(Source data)

· · ·

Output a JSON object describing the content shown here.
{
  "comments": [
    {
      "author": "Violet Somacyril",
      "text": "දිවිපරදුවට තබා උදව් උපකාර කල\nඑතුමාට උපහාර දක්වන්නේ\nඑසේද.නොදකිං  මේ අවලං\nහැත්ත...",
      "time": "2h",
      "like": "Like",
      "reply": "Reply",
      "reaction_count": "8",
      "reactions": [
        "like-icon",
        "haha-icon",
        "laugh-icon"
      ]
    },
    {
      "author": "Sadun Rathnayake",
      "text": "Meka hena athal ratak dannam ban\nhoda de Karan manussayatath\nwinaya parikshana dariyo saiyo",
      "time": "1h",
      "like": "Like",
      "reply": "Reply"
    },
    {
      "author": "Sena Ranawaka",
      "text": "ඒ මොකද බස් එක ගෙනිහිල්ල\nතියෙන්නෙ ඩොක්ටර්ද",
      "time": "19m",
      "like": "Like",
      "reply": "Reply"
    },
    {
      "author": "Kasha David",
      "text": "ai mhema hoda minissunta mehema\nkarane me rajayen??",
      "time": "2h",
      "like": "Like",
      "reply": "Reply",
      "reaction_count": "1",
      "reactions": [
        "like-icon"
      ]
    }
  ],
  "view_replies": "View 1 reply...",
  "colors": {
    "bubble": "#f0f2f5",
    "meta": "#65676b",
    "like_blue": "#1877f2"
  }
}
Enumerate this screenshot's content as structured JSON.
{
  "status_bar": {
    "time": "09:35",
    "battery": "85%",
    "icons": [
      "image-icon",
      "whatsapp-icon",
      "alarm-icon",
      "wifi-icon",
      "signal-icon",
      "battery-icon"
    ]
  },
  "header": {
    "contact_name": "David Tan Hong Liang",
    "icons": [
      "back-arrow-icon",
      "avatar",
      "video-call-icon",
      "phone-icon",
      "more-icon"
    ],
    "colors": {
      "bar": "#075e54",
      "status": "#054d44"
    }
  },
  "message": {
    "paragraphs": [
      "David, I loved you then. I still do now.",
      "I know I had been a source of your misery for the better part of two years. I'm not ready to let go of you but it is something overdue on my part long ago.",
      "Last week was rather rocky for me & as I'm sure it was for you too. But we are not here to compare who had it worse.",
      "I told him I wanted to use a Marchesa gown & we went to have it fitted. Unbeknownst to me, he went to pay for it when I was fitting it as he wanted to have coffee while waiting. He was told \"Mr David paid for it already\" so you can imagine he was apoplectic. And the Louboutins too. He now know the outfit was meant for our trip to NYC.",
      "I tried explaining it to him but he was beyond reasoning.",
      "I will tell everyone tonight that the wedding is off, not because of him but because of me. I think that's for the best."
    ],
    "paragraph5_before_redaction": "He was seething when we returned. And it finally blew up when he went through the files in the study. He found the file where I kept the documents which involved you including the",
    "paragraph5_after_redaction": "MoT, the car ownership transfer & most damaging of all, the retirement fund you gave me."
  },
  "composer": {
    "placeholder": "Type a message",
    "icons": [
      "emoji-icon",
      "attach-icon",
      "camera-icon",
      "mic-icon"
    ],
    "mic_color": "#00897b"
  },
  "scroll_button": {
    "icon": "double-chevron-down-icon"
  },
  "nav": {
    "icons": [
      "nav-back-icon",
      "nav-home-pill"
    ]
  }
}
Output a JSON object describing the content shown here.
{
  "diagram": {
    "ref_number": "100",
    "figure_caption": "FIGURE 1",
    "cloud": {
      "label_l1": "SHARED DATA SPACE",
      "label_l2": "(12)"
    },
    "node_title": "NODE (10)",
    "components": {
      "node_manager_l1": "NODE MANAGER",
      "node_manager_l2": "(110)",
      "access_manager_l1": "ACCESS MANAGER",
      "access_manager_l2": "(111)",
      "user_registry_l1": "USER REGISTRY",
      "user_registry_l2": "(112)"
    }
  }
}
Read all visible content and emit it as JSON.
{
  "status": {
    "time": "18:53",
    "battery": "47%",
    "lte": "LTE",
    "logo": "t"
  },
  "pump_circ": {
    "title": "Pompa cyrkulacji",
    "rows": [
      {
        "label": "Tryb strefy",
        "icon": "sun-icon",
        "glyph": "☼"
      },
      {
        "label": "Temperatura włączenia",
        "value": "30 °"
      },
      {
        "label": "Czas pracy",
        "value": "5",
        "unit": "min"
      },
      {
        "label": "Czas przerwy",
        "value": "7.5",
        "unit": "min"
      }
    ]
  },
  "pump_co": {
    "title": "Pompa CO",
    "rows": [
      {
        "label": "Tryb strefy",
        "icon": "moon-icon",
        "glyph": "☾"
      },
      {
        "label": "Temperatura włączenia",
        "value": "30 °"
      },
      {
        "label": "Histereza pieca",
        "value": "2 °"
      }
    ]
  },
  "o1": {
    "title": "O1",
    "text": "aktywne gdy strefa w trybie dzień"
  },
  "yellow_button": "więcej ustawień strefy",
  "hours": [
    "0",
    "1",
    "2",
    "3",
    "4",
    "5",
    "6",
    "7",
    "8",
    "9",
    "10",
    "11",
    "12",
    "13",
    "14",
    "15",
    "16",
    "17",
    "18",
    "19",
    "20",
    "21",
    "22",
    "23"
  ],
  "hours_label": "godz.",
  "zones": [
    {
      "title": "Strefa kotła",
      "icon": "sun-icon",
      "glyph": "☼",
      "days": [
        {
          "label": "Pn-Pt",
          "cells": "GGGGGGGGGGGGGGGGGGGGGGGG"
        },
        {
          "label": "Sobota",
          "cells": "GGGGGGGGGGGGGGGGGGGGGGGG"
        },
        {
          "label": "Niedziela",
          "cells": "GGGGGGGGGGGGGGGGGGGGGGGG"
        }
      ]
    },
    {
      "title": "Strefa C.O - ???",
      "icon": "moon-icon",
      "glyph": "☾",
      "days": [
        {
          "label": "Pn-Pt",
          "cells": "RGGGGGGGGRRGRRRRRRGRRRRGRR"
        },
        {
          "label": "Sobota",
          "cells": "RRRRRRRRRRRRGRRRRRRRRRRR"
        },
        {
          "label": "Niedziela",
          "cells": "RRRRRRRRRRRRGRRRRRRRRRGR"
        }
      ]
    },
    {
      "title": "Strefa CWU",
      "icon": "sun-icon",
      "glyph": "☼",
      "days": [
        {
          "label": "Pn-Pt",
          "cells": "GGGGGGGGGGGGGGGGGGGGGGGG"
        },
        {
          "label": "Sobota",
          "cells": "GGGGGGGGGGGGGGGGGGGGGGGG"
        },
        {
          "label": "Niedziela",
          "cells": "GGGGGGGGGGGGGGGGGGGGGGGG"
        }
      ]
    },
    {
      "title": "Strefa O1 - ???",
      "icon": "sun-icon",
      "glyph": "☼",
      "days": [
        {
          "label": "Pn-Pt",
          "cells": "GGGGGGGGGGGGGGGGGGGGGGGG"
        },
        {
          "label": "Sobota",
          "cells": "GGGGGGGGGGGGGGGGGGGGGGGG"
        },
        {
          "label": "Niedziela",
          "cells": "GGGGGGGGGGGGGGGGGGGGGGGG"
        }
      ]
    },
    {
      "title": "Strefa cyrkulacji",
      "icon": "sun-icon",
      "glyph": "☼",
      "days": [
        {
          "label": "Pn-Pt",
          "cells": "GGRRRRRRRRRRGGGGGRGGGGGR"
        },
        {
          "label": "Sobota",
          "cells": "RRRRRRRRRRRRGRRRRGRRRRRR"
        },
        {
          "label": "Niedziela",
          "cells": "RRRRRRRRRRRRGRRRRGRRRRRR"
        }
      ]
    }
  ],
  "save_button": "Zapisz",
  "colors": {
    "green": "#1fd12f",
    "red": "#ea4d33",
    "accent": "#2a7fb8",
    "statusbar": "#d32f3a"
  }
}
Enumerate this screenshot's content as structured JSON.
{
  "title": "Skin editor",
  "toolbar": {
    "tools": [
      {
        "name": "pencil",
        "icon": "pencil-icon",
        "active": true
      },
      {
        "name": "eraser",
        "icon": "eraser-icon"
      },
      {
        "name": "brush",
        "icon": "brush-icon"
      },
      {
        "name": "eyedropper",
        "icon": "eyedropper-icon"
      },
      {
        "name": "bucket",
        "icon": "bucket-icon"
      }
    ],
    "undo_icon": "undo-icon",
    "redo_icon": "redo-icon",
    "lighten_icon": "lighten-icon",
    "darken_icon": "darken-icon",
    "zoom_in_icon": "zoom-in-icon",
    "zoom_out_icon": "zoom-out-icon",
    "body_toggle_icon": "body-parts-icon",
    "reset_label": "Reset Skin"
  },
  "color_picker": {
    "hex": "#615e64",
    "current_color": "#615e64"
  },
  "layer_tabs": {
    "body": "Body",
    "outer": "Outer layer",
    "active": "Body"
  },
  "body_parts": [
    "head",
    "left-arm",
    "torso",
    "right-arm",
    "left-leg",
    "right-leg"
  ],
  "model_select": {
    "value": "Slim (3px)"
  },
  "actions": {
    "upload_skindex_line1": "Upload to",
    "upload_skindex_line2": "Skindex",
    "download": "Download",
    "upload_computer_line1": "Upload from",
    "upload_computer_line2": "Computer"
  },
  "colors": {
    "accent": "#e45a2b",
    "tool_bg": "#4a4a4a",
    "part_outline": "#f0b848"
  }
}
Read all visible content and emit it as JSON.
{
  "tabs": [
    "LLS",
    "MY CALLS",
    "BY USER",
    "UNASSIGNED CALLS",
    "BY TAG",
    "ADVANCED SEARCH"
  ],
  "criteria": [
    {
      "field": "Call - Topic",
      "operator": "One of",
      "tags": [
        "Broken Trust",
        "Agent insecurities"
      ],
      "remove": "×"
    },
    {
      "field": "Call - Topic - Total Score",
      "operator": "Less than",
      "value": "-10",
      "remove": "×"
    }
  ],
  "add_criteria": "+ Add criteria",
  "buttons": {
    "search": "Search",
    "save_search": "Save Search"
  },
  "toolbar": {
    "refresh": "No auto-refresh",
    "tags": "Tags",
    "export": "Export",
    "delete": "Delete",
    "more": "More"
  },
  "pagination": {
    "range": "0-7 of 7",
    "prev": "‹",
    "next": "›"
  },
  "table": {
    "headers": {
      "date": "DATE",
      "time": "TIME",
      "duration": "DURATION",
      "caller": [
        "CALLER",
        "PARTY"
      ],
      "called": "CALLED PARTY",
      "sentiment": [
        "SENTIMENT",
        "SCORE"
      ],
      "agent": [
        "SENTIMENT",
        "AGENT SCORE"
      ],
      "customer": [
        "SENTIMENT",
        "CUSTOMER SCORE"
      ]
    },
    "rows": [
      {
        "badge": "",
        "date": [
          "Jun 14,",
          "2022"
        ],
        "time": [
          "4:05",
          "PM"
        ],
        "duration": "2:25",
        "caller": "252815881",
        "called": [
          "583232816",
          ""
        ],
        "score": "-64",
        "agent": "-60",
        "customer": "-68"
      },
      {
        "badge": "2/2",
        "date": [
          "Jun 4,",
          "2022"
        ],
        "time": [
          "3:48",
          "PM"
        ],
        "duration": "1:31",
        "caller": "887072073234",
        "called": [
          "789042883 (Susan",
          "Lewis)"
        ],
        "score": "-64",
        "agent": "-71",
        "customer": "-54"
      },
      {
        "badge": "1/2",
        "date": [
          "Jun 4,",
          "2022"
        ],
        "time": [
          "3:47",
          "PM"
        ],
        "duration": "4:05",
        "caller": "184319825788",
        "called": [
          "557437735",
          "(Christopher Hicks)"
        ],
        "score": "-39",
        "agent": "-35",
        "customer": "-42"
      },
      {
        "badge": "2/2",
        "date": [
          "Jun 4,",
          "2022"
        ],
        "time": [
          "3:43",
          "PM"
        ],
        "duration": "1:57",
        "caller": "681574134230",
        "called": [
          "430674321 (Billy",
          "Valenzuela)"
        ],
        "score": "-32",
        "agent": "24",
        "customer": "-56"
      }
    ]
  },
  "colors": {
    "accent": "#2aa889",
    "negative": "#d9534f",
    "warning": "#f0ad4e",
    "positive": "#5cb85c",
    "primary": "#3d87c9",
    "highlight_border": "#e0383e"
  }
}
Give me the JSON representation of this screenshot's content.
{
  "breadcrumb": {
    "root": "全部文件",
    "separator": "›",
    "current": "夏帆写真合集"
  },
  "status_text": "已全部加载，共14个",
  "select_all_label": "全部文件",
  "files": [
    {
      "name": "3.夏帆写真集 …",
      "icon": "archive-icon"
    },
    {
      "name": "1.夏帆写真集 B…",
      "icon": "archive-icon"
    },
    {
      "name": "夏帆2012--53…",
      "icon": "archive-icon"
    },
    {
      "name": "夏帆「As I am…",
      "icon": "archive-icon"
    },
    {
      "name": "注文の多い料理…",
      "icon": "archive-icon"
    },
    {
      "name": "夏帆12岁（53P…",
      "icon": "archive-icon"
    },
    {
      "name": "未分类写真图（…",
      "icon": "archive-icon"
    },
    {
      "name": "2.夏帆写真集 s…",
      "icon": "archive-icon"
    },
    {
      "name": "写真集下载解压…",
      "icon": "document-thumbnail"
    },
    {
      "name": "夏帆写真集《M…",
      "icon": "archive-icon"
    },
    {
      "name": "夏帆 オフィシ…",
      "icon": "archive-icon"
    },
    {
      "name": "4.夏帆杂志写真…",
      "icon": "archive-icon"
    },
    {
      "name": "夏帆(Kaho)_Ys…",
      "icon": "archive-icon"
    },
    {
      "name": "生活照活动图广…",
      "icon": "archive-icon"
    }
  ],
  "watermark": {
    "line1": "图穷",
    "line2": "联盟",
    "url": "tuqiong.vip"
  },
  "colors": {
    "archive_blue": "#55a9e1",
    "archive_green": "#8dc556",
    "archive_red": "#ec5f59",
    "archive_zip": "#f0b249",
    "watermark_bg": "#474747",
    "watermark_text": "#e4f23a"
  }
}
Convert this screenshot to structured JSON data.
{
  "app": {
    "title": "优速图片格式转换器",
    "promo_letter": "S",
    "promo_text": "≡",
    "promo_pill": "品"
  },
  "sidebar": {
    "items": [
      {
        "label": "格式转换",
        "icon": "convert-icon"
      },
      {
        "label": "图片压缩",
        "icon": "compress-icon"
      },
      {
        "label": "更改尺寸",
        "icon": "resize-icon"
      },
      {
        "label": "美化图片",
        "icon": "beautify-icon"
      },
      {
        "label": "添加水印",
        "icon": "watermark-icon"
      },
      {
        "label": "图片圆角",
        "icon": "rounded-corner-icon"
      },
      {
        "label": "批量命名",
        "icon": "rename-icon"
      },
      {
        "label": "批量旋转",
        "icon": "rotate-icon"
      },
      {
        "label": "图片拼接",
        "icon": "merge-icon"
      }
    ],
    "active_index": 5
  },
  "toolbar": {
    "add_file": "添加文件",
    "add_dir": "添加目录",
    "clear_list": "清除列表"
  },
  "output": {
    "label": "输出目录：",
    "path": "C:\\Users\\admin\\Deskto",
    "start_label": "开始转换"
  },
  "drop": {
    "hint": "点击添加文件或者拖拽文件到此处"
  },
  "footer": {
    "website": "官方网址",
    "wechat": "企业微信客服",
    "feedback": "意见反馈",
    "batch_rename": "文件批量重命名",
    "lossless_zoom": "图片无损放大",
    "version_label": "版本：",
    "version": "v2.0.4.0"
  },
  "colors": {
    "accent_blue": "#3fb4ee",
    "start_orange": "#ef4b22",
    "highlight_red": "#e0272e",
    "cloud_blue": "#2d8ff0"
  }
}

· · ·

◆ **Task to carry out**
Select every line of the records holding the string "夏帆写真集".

◆ **Answer space**
      "name": "3.夏帆写真集 …",
      "name": "1.夏帆写真集 B…",
      "name": "2.夏帆写真集 s…",
      "name": "夏帆写真集《M…",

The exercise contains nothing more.